■ Instructions for the task ■
Look through the data below. Collect every line where the word "Dumb" occurs.

++++ Input records

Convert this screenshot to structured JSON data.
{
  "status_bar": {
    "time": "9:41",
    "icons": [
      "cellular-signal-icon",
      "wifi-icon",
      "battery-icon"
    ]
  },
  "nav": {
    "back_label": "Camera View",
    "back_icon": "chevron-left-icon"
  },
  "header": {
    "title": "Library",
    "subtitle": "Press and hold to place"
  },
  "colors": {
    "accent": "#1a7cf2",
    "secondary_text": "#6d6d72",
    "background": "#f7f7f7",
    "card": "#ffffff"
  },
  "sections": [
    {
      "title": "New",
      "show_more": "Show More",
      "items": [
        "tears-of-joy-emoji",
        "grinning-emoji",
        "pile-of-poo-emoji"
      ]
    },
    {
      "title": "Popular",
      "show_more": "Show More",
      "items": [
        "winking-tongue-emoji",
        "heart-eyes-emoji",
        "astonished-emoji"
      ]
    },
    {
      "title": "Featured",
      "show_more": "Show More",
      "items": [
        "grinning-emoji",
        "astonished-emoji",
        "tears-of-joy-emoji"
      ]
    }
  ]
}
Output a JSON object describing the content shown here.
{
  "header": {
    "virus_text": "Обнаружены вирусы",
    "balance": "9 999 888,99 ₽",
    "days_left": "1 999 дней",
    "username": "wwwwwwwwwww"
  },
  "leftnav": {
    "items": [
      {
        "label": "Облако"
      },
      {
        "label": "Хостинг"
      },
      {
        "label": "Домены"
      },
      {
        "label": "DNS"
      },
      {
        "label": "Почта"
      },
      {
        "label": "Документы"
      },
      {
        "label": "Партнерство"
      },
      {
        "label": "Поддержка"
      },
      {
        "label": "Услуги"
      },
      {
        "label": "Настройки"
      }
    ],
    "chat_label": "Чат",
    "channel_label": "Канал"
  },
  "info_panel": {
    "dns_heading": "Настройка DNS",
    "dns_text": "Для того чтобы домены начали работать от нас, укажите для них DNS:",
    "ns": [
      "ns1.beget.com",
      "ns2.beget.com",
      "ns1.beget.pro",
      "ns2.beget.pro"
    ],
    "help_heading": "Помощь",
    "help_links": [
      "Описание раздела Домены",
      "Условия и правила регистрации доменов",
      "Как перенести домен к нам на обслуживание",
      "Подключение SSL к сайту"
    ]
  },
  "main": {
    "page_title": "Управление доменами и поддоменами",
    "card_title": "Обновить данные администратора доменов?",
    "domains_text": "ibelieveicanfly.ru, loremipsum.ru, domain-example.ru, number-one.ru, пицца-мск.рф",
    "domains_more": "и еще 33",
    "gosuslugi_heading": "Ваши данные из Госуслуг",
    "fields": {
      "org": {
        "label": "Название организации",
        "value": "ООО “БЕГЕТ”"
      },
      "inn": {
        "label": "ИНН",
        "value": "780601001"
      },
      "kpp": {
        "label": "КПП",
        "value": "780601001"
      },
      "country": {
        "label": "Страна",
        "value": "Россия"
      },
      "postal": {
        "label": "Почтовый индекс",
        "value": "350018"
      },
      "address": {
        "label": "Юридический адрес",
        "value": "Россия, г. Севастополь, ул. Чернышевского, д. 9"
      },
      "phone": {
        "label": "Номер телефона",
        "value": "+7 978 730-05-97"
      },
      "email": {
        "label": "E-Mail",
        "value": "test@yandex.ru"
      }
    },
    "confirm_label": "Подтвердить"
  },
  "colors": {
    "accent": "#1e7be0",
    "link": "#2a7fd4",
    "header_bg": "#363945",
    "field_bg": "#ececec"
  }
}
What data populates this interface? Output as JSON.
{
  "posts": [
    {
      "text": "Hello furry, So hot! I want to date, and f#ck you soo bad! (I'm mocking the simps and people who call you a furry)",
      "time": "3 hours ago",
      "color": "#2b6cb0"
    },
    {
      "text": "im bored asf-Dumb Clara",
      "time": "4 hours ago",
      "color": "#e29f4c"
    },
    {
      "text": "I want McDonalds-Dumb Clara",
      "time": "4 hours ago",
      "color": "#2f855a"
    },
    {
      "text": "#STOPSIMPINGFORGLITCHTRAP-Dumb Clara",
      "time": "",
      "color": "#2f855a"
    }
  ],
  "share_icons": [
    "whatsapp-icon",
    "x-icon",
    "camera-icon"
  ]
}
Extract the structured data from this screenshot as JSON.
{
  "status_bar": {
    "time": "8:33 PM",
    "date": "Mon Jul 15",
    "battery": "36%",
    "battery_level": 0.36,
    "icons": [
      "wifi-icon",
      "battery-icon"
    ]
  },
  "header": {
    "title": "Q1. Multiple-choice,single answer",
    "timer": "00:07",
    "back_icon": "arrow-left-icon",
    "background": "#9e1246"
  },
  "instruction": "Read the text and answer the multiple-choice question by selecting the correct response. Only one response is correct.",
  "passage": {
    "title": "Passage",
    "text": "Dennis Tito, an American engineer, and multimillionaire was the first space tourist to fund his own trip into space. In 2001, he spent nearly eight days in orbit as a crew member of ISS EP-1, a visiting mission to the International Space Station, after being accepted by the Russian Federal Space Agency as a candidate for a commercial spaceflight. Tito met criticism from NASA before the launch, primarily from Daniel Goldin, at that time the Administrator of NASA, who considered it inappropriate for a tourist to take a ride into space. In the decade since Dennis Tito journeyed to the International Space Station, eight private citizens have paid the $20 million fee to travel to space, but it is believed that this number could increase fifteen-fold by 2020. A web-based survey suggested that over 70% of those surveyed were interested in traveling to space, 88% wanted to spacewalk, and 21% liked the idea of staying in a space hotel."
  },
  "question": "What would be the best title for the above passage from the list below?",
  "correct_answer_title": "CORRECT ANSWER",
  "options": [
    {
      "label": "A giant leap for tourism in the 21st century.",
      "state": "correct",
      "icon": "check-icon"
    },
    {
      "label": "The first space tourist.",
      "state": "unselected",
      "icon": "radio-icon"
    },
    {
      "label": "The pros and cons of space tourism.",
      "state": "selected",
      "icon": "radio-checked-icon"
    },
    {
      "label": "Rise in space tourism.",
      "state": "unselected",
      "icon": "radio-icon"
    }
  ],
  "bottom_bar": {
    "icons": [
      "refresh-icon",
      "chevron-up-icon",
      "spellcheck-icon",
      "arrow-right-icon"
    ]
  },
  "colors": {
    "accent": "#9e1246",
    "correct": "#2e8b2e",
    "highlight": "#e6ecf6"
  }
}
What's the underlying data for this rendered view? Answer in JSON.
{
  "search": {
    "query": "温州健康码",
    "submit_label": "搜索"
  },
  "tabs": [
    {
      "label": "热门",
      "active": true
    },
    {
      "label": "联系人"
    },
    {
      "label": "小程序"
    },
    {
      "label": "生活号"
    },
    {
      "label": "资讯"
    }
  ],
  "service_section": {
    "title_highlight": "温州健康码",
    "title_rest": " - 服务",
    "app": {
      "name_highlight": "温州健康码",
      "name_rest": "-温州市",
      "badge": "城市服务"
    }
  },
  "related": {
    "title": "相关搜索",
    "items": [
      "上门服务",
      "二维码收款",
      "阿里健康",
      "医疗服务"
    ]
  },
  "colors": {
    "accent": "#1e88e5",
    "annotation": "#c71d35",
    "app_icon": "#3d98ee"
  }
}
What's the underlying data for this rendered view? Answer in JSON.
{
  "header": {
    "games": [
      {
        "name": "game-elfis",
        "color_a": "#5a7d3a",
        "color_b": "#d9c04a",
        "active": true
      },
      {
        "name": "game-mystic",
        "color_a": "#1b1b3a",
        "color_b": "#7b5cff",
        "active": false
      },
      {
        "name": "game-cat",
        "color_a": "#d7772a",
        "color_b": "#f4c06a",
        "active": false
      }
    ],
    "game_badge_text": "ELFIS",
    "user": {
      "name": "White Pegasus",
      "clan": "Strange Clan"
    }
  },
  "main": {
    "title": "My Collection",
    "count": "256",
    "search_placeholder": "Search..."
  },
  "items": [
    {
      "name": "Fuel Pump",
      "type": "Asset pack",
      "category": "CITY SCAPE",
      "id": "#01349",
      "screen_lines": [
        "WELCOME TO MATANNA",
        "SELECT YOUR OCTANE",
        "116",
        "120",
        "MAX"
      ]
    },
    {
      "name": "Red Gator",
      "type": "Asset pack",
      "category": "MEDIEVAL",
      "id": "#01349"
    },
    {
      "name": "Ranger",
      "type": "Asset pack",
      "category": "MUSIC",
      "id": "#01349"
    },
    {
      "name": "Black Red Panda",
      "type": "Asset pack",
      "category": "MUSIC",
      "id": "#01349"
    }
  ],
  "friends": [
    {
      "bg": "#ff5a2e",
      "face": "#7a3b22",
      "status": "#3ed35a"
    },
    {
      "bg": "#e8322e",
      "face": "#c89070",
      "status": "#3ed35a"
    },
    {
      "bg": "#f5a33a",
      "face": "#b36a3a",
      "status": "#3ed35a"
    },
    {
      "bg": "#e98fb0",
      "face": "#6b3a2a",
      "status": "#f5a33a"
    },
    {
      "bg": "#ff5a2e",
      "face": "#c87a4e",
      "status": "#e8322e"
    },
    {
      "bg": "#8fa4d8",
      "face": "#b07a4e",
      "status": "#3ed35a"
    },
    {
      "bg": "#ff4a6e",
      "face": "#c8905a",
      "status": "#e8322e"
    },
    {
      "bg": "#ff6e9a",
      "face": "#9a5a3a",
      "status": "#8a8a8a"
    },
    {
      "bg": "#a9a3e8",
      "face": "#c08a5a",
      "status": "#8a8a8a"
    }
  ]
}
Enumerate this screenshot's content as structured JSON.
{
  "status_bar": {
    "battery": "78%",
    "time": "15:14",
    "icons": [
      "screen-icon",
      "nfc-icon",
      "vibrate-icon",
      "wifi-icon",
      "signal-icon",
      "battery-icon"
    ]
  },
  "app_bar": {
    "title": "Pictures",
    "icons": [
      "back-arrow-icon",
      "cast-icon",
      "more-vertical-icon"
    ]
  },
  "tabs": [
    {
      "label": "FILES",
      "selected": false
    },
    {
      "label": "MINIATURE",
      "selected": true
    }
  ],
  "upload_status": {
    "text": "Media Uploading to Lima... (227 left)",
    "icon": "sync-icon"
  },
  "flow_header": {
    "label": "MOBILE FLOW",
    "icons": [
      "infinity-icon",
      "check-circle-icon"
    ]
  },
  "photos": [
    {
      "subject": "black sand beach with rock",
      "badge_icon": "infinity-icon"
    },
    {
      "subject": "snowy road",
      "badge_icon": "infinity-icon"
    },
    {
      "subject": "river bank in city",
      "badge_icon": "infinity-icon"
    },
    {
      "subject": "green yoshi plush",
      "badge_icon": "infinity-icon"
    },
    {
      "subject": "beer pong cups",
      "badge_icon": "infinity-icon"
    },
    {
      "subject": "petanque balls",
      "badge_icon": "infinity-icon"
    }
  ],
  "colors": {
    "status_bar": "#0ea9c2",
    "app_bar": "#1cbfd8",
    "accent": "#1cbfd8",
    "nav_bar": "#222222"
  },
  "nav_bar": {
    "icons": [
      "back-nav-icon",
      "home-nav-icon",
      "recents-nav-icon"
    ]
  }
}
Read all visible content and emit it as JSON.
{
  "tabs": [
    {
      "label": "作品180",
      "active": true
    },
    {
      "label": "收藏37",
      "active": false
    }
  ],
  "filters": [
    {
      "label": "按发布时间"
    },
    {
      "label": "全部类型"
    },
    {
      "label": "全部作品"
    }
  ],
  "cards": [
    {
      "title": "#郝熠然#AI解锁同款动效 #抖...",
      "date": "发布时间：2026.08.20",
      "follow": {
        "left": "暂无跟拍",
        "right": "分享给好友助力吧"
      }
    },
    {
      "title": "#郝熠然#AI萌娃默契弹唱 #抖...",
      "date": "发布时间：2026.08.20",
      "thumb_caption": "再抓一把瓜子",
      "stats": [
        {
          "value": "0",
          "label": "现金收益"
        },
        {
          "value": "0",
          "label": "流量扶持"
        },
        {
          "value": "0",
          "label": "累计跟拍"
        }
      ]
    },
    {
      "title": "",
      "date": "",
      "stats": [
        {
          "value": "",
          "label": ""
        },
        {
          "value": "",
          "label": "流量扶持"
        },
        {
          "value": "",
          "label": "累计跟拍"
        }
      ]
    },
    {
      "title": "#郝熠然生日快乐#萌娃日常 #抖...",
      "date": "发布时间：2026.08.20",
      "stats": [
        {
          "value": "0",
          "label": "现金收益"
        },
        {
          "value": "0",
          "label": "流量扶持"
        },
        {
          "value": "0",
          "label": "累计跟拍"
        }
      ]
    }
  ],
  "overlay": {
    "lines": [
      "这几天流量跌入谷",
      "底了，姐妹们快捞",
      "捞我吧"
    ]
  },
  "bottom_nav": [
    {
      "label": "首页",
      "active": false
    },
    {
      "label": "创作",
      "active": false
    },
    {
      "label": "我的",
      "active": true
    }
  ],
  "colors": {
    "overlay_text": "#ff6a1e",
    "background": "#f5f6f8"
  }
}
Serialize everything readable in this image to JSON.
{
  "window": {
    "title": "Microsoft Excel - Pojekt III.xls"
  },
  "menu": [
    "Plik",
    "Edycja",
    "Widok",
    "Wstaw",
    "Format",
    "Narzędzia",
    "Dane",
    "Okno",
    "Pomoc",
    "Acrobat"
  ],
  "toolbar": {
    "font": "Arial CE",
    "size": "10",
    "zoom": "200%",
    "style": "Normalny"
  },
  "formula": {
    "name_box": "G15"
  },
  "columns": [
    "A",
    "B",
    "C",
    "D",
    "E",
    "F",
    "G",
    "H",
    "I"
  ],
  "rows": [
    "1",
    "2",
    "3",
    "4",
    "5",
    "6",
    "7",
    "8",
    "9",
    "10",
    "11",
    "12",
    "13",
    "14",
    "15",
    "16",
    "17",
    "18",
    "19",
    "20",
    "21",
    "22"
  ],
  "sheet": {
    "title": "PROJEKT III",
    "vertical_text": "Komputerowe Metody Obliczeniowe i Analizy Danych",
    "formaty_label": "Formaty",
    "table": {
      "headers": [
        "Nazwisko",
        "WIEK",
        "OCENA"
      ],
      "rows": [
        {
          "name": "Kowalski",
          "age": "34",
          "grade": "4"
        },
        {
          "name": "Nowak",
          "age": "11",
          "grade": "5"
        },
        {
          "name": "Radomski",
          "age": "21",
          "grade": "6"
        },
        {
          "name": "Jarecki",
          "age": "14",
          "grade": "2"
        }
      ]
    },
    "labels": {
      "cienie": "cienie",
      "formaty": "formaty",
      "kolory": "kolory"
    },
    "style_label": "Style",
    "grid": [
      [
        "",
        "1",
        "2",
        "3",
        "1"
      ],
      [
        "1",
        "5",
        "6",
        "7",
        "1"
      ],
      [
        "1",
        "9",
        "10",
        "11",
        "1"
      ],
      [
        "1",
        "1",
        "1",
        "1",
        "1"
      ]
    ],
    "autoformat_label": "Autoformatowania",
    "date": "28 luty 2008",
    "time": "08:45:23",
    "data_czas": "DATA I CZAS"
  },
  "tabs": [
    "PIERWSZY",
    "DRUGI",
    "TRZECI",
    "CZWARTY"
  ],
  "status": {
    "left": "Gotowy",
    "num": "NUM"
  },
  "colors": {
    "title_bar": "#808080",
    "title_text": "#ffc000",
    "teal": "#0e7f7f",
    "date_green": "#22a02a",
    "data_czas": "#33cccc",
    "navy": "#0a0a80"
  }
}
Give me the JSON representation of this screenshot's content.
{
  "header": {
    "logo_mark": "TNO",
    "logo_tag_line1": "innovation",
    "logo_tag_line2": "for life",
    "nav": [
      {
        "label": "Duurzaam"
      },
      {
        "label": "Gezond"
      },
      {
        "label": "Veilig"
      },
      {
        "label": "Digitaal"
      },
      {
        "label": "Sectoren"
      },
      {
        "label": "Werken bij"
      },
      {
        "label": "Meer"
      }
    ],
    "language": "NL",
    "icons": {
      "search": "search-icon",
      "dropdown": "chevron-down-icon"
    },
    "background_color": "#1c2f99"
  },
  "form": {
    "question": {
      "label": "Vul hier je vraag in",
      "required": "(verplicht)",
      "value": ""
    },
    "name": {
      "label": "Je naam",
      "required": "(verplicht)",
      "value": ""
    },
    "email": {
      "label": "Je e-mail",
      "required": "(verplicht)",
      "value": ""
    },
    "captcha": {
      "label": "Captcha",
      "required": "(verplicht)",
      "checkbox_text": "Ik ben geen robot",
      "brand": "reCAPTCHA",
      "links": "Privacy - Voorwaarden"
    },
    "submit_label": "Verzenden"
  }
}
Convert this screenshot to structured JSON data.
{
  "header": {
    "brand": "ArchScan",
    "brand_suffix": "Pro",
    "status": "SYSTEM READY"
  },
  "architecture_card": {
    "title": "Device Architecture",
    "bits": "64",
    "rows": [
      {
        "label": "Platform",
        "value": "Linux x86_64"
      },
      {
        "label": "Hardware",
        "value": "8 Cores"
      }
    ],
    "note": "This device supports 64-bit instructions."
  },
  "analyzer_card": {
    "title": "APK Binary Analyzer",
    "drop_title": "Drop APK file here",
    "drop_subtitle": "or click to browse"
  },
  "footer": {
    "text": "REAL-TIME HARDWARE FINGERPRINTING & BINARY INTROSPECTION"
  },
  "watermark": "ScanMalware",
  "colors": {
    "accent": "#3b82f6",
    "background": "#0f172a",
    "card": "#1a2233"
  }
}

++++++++

■ Solution for this task ■
      "text": "im bored asf-Dumb Clara",
      "text": "I want McDonalds-Dumb Clara",
      "text": "#STOPSIMPINGFORGLITCHTRAP-Dumb Clara",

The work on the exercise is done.